Return the data below unchanged, without images.

[Data about app and page elements]
%%
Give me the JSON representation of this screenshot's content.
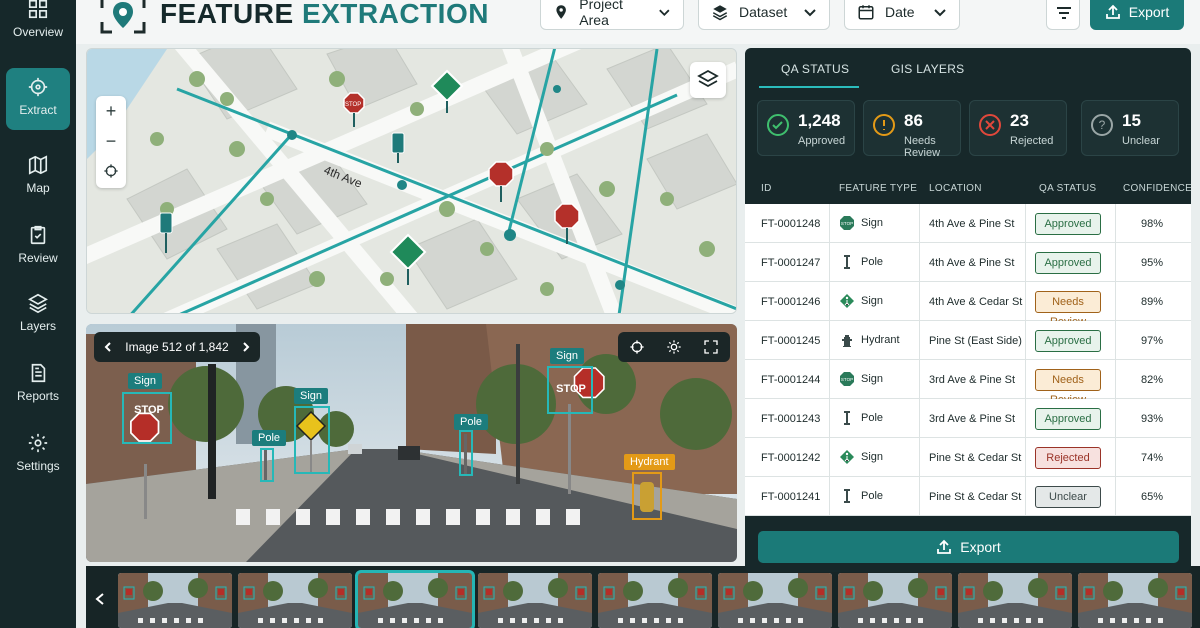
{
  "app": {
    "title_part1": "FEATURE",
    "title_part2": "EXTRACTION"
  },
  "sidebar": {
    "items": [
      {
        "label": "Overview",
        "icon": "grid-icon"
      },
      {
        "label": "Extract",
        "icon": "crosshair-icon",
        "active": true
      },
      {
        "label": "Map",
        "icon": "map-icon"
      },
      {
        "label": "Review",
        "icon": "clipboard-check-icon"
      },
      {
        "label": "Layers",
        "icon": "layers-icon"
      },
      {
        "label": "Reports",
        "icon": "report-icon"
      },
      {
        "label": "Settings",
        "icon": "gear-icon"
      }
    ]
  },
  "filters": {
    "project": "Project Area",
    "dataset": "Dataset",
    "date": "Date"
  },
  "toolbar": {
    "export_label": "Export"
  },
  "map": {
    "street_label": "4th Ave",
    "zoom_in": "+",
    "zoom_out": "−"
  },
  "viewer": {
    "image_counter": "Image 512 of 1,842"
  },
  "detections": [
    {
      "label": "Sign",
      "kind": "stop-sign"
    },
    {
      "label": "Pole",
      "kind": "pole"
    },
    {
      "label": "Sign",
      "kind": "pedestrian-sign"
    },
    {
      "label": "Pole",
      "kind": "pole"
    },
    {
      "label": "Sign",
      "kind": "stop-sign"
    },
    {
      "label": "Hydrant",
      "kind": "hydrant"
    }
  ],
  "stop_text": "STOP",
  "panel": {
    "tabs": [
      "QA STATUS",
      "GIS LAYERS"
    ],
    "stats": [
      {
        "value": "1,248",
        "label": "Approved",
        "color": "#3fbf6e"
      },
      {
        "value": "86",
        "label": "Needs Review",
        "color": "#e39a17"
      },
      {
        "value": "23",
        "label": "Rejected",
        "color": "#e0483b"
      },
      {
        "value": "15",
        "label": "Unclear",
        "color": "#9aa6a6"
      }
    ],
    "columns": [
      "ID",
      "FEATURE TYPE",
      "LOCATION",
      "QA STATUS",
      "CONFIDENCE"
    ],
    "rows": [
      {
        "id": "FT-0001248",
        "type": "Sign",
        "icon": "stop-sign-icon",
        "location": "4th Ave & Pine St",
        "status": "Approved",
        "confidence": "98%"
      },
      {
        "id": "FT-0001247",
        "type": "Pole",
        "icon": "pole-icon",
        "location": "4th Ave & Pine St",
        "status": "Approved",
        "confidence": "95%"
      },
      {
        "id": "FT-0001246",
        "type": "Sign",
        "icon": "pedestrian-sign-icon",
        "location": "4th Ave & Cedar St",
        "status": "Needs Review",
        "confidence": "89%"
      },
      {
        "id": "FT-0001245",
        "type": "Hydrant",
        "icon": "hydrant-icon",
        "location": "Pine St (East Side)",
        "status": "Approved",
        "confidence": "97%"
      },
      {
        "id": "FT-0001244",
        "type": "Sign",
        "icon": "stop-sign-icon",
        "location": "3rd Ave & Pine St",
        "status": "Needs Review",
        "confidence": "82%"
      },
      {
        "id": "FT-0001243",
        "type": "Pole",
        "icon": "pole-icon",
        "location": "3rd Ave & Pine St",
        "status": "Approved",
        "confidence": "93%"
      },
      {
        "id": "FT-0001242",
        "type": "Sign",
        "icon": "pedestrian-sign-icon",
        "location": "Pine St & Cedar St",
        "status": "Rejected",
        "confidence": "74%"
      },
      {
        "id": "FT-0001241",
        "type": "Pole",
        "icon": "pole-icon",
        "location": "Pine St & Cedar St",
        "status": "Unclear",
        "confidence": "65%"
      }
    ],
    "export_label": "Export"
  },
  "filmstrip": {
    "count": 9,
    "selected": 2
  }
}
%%
_EXPECTED ANSWER_.
Give me the JSON representation of this screenshot's content.
{
  "app": {
    "title_part1": "FEATURE",
    "title_part2": "EXTRACTION"
  },
  "sidebar": {
    "items": [
      {
        "label": "Overview",
        "icon": "grid-icon"
      },
      {
        "label": "Extract",
        "icon": "crosshair-icon",
        "active": true
      },
      {
        "label": "Map",
        "icon": "map-icon"
      },
      {
        "label": "Review",
        "icon": "clipboard-check-icon"
      },
      {
        "label": "Layers",
        "icon": "layers-icon"
      },
      {
        "label": "Reports",
        "icon": "report-icon"
      },
      {
        "label": "Settings",
        "icon": "gear-icon"
      }
    ]
  },
  "filters": {
    "project": "Project Area",
    "dataset": "Dataset",
    "date": "Date"
  },
  "toolbar": {
    "export_label": "Export"
  },
  "map": {
    "street_label": "4th Ave",
    "zoom_in": "+",
    "zoom_out": "−"
  },
  "viewer": {
    "image_counter": "Image 512 of 1,842"
  },
  "detections": [
    {
      "label": "Sign",
      "kind": "stop-sign"
    },
    {
      "label": "Pole",
      "kind": "pole"
    },
    {
      "label": "Sign",
      "kind": "pedestrian-sign"
    },
    {
      "label": "Pole",
      "kind": "pole"
    },
    {
      "label": "Sign",
      "kind": "stop-sign"
    },
    {
      "label": "Hydrant",
      "kind": "hydrant"
    }
  ],
  "stop_text": "STOP",
  "panel": {
    "tabs": [
      "QA STATUS",
      "GIS LAYERS"
    ],
    "stats": [
      {
        "value": "1,248",
        "label": "Approved",
        "color": "#3fbf6e"
      },
      {
        "value": "86",
        "label": "Needs Review",
        "color": "#e39a17"
      },
      {
        "value": "23",
        "label": "Rejected",
        "color": "#e0483b"
      },
      {
        "value": "15",
        "label": "Unclear",
        "color": "#9aa6a6"
      }
    ],
    "columns": [
      "ID",
      "FEATURE TYPE",
      "LOCATION",
      "QA STATUS",
      "CONFIDENCE"
    ],
    "rows": [
      {
        "id": "FT-0001248",
        "type": "Sign",
        "icon": "stop-sign-icon",
        "location": "4th Ave & Pine St",
        "status": "Approved",
        "confidence": "98%"
      },
      {
        "id": "FT-0001247",
        "type": "Pole",
        "icon": "pole-icon",
        "location": "4th Ave & Pine St",
        "status": "Approved",
        "confidence": "95%"
      },
      {
        "id": "FT-0001246",
        "type": "Sign",
        "icon": "pedestrian-sign-icon",
        "location": "4th Ave & Cedar St",
        "status": "Needs Review",
        "confidence": "89%"
      },
      {
        "id": "FT-0001245",
        "type": "Hydrant",
        "icon": "hydrant-icon",
        "location": "Pine St (East Side)",
        "status": "Approved",
        "confidence": "97%"
      },
      {
        "id": "FT-0001244",
        "type": "Sign",
        "icon": "stop-sign-icon",
        "location": "3rd Ave & Pine St",
        "status": "Needs Review",
        "confidence": "82%"
      },
      {
        "id": "FT-0001243",
        "type": "Pole",
        "icon": "pole-icon",
        "location": "3rd Ave & Pine St",
        "status": "Approved",
        "confidence": "93%"
      },
      {
        "id": "FT-0001242",
        "type": "Sign",
        "icon": "pedestrian-sign-icon",
        "location": "Pine St & Cedar St",
        "status": "Rejected",
        "confidence": "74%"
      },
      {
        "id": "FT-0001241",
        "type": "Pole",
        "icon": "pole-icon",
        "location": "Pine St & Cedar St",
        "status": "Unclear",
        "confidence": "65%"
      }
    ],
    "export_label": "Export"
  },
  "filmstrip": {
    "count": 9,
    "selected": 2
  }
}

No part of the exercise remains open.